Since the year is drawing to a close, I went back and looked at my most popular posts on MassGenomics 2013. Because of my new responsibilities this year, I’d hoped to be able to post a new article once every two weeks. I barely made that goal: 26 posts in 2013, not counting this one. When I ranked these by page views (an inherently biased metric, but still a useful one) some trends quickly emerged.
Next-gen Sequencing in Practice
Perhaps unsurprisingly, the most popular articles concerned practical considerations and challenges for the next-gen sequencing community, including:
- False Positives from Next-Gen Sequencing, in which I discuss some of the common artifacts we encounter when applying NGS to the complex human genomes in large cohorts.
- Remaining Challenges of Next-Gen Sequencing, where I discuss some of the hurdles that still face investigators and bioinformaticians.
- Data Sharing, Embargo, and Big Science, my commentary on large-scale submission and embargo of sequencing data as part of “big science” projects.
The Role of Rare Variants in Human Disease
With NGS of large cohorts ramping up this year, there has been a growing recognition of the importance of rare variants (as well as common variants) in susceptibility to disease.
- Rare Variants in Human Disease, a review of the contribution of rare variation to both rare disorders and common disease.
- Genetics of Blindness: Inherited Retinal Diseases, an overview of many of the inherited forms of blindness including retinitis pigmentosa.
- Breast Cancer Susceptibility: The Role of Rare Variants, covering a PLoS ONE study of familial breast cancer

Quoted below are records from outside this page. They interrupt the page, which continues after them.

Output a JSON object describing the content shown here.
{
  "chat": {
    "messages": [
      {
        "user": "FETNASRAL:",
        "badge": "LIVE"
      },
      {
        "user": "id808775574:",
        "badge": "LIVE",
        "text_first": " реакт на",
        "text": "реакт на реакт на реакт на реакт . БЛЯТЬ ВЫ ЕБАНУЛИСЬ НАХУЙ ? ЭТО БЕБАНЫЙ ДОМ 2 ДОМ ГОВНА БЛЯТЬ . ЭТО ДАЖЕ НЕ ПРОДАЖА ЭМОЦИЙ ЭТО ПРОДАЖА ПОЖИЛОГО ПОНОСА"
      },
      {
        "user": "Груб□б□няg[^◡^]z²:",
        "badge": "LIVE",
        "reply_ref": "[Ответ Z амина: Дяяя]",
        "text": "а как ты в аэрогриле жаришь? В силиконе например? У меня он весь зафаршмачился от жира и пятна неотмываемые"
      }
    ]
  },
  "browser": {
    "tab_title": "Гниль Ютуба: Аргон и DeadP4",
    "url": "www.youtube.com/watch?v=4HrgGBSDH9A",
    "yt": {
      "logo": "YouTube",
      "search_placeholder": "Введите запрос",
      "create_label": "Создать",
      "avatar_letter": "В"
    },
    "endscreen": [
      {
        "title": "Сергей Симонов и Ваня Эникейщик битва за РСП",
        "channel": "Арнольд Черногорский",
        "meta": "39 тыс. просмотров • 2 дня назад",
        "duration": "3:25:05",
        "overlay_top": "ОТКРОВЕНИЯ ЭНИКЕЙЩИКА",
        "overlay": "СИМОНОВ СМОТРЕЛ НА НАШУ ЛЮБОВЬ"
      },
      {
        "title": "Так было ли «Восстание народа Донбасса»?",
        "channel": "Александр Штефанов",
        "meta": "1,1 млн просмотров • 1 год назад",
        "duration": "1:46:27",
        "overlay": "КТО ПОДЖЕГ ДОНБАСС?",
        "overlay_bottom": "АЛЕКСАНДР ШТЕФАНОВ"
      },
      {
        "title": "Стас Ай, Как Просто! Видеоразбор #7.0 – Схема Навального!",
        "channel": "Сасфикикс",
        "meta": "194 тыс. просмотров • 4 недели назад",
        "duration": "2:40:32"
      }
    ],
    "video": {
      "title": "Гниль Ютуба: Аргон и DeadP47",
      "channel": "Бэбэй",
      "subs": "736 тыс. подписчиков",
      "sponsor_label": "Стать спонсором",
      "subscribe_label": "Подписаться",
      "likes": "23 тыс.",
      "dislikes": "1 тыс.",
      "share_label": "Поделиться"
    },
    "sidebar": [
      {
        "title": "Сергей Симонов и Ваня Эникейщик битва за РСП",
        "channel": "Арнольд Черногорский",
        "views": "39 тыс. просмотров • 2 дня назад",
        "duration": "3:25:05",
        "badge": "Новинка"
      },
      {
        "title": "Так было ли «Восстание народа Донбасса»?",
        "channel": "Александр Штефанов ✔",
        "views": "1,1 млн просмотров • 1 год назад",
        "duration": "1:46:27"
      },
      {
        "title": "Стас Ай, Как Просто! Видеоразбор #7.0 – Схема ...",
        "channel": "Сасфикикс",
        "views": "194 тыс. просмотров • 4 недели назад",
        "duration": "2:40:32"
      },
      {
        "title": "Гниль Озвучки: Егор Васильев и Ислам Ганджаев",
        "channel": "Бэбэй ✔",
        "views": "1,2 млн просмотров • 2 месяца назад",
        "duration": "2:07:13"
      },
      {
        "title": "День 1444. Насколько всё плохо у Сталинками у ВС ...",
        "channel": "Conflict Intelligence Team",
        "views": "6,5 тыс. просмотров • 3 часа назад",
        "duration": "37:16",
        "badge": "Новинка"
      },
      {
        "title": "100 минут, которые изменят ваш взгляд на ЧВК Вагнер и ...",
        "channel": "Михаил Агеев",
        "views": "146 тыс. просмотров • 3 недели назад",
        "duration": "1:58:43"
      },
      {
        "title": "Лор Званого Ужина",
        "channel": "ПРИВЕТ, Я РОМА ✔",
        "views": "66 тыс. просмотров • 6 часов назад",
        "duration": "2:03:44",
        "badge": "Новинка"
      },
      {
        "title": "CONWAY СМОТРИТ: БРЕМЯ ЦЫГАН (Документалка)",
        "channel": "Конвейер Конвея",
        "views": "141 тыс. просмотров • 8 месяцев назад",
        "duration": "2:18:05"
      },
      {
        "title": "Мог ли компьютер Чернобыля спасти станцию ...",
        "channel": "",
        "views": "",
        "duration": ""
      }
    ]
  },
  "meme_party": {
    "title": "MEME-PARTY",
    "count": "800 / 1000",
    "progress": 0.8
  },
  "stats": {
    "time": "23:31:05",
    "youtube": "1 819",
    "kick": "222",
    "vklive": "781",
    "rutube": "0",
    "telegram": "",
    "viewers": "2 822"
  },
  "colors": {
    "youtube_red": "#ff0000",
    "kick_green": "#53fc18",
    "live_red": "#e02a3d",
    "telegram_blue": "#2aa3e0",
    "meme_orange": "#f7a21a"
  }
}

I attended two scientific meetings (ARVO and ASHG) this year, and wistfully followed a third (AGBT) via twitter. Here were my takes on their themes.
- Human Genetics: Emerging Themes from ASHG, my personal account of highlights from the American Society of Human Genetics meeting in Boston, MA.
- AGBT: Sequencing’s Debutante Ball or Déjà Vu, my remote account of the hype of the Advances in Genome Biology & Technology meeting this year, versus previous years.
Genetics Education and Policy
I tackled a few of the many community and ethical issues that are becoming more prominent as NGS becomes commonplace in research and clinical settings.
- Common Human Genetics Myths, where I dispel some of the common misconceptions about what’s heritable and what’s urban legend.
- Identifying Samples from Genomics Data, a summary of Yaniv Erlich’s “genome hacking” to identify CEPH sample contributors.
- Science Shutdown: The Government’s Impact on U.S. Research, which I wrote in appreciation of the important roles government employees play in our research.
Noncoding and Regulatory Variation
Although I’m a fan of exome sequencing, I’ve long championed the view that a significant portion of phenotypically-relevant variation lies outside the exons of protein-coding genes.
- Searching for Functional Noncoding Variation, an introduction to how and why we might identify important genetic variants outside of genes.
- Functional Validation of Genomic Discoveries, motivation and strategies for experimental confirmation of genetic/genomic findings.
- Functional Variation Uncovered by Transcriptome Sequencing, a demonstration of using RNA-seq to uncover regulatory variants.
Self-knowledge and Shameless Self-Promotion
Lastly, I offer you some fodder for New Year’s Resolutions: starting your own research-oriented blog, and the benefits of personal genetics testing with 23andMe.
- How and Why to Start a Science Blog, a crash course in setting up your own platform for writing about your research.
- Personal Genetics: Sending Off for 23andMe Genotyping, my foray into personal genetics with 23andMe’s service.
- Personal Genetics: Risk Alleles from 23andMe, about the risk alleles included on 23andMe’s custom chip, and how they present the information.
- Tracing My Genetic Ancestry with 23andMe, in which my genetics pretty much matched my genealogy.
I wish all of you a safe and productive 2014!